Look through the records below and give the number of lines holding the string "orange", nothing more.
**** SUPPLIED MATERIAL ****
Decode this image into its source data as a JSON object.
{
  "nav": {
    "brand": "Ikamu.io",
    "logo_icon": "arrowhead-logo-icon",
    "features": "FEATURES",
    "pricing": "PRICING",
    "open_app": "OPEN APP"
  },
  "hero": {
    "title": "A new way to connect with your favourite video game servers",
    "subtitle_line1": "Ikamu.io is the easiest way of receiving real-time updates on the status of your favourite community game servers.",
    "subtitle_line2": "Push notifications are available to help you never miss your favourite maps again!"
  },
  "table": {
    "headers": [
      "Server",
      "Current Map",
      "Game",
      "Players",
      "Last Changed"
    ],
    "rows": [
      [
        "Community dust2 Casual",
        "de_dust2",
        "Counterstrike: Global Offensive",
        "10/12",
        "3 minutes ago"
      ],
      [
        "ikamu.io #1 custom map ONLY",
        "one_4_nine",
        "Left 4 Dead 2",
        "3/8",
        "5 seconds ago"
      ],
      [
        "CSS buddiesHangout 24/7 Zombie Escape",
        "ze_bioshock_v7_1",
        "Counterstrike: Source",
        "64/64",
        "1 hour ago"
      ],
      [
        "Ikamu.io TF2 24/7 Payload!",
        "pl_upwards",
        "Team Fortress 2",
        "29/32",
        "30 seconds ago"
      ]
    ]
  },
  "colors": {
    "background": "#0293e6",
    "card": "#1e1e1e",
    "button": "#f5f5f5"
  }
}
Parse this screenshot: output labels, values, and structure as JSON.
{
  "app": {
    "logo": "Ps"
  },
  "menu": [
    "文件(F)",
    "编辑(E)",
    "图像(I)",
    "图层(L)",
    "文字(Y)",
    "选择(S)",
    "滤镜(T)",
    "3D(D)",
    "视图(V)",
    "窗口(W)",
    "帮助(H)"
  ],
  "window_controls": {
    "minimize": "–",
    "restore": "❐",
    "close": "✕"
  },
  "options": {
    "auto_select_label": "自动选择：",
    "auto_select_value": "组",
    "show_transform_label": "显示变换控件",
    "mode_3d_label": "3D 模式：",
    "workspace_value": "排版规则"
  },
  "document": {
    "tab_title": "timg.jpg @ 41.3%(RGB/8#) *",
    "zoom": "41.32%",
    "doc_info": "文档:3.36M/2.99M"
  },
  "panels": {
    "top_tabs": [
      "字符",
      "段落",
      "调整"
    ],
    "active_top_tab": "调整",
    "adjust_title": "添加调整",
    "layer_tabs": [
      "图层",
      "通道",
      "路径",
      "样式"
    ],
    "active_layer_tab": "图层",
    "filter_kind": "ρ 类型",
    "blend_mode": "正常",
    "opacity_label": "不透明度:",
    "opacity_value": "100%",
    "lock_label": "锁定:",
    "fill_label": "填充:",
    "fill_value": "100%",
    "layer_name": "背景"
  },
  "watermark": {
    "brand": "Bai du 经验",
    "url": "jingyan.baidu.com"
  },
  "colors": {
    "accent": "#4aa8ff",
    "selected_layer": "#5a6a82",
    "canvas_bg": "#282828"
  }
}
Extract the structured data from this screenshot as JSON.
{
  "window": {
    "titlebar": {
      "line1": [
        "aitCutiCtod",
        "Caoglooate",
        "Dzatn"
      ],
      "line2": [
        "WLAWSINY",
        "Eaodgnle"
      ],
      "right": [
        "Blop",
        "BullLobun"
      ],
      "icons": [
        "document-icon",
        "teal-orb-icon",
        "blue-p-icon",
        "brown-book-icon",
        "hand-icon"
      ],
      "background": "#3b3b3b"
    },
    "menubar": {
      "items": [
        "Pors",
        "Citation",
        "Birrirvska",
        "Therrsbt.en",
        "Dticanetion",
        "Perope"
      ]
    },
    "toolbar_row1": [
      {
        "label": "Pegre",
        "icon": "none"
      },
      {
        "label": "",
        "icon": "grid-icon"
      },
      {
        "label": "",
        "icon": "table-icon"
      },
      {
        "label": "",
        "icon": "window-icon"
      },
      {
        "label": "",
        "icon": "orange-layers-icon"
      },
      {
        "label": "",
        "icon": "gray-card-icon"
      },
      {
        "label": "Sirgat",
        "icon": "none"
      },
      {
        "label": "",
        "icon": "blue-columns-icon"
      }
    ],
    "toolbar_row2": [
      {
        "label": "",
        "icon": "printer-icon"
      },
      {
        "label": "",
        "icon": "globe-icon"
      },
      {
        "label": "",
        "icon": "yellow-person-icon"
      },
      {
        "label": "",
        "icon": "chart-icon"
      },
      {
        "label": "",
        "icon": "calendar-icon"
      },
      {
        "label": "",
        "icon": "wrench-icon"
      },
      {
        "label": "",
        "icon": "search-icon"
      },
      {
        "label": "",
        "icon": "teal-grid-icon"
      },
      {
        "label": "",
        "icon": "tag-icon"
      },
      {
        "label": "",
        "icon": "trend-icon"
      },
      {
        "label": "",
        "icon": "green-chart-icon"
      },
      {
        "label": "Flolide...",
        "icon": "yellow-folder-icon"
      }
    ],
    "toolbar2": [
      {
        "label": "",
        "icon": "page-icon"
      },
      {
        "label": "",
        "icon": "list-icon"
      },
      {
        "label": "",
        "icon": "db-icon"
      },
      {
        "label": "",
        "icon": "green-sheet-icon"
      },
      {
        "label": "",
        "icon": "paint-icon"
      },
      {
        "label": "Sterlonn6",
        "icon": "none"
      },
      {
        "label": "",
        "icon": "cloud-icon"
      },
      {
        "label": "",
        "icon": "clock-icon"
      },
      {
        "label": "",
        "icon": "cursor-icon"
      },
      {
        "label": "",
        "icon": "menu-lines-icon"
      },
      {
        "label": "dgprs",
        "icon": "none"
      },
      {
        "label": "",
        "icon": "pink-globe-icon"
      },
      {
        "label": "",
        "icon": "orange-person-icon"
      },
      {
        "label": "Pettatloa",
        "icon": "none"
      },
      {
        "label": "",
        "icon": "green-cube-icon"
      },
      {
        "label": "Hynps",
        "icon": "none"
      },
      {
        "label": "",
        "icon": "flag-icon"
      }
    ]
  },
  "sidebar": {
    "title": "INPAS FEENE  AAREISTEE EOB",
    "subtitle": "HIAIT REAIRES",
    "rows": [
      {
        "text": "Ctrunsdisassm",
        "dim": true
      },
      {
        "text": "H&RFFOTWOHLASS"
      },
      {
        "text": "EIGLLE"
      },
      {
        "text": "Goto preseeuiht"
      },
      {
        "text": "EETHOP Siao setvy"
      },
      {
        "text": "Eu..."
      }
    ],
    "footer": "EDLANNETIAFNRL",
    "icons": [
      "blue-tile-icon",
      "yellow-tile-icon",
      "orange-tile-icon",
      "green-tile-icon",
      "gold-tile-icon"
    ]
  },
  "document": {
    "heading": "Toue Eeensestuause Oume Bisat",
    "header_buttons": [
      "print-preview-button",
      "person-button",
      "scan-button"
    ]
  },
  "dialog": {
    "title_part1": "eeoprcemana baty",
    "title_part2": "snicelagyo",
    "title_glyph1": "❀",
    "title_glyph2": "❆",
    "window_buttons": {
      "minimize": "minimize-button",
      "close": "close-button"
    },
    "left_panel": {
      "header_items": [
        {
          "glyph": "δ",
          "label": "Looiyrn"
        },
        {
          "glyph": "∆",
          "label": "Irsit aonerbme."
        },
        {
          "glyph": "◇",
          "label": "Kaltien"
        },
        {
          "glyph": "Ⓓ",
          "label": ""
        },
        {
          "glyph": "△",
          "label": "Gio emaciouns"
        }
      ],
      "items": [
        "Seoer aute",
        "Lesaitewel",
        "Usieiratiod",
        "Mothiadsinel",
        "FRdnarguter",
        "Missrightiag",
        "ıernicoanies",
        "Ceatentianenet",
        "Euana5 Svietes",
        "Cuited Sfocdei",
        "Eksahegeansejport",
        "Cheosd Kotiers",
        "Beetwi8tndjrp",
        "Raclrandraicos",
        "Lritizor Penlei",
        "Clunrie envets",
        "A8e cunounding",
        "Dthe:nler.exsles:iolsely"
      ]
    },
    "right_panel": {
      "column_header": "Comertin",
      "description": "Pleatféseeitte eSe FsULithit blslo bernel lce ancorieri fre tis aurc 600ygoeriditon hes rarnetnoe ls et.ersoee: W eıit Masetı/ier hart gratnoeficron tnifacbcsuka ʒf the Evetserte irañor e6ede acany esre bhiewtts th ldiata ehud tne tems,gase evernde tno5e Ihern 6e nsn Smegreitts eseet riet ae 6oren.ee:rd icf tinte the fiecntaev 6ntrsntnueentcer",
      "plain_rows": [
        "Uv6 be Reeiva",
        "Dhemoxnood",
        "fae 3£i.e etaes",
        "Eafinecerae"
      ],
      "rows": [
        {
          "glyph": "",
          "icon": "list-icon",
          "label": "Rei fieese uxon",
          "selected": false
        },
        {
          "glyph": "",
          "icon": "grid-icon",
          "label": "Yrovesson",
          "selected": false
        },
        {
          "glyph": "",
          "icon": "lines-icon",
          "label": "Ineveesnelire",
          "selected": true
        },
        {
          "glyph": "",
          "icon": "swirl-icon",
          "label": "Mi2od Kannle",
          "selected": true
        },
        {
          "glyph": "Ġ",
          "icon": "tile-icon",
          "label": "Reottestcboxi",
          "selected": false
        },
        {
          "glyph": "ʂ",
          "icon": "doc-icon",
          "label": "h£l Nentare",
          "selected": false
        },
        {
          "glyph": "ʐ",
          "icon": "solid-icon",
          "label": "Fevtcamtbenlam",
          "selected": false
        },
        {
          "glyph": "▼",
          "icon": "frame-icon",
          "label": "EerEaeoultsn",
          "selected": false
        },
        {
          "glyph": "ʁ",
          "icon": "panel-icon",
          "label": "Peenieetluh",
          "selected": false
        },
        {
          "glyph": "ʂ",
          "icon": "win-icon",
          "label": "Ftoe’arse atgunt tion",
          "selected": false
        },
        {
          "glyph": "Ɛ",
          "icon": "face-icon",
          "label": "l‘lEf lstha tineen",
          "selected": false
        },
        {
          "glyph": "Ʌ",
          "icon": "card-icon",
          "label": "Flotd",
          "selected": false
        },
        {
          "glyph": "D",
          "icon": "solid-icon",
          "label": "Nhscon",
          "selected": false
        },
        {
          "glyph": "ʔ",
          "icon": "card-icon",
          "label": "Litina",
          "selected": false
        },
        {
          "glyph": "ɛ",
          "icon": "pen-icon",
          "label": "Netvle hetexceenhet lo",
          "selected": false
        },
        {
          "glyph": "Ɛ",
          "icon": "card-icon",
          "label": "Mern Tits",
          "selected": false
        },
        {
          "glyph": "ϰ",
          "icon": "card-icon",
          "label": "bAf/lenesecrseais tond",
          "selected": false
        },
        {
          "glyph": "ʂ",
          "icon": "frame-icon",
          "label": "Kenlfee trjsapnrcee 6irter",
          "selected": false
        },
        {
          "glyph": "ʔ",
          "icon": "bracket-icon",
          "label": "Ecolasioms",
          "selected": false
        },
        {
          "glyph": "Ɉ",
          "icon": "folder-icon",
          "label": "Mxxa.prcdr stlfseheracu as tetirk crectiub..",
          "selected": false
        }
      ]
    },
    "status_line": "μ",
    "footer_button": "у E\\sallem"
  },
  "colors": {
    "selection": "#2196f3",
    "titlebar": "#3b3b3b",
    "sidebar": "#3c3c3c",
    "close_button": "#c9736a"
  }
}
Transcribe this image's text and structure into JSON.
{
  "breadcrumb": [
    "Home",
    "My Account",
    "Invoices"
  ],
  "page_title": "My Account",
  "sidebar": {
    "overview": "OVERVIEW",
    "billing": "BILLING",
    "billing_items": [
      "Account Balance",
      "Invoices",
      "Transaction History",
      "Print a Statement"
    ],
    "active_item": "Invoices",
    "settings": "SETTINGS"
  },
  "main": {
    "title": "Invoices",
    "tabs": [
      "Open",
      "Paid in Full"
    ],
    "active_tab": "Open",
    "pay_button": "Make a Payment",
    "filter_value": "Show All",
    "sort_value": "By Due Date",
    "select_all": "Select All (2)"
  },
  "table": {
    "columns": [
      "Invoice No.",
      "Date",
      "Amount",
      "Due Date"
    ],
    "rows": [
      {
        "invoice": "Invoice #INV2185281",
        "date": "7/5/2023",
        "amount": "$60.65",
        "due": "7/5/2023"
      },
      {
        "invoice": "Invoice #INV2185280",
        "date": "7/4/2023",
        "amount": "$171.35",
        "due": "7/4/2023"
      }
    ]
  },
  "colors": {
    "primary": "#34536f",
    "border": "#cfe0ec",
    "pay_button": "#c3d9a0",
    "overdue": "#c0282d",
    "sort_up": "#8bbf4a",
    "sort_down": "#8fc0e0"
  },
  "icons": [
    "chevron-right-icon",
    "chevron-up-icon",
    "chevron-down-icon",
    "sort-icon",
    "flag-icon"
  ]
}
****
▶ [TASK OUTPUT]:
3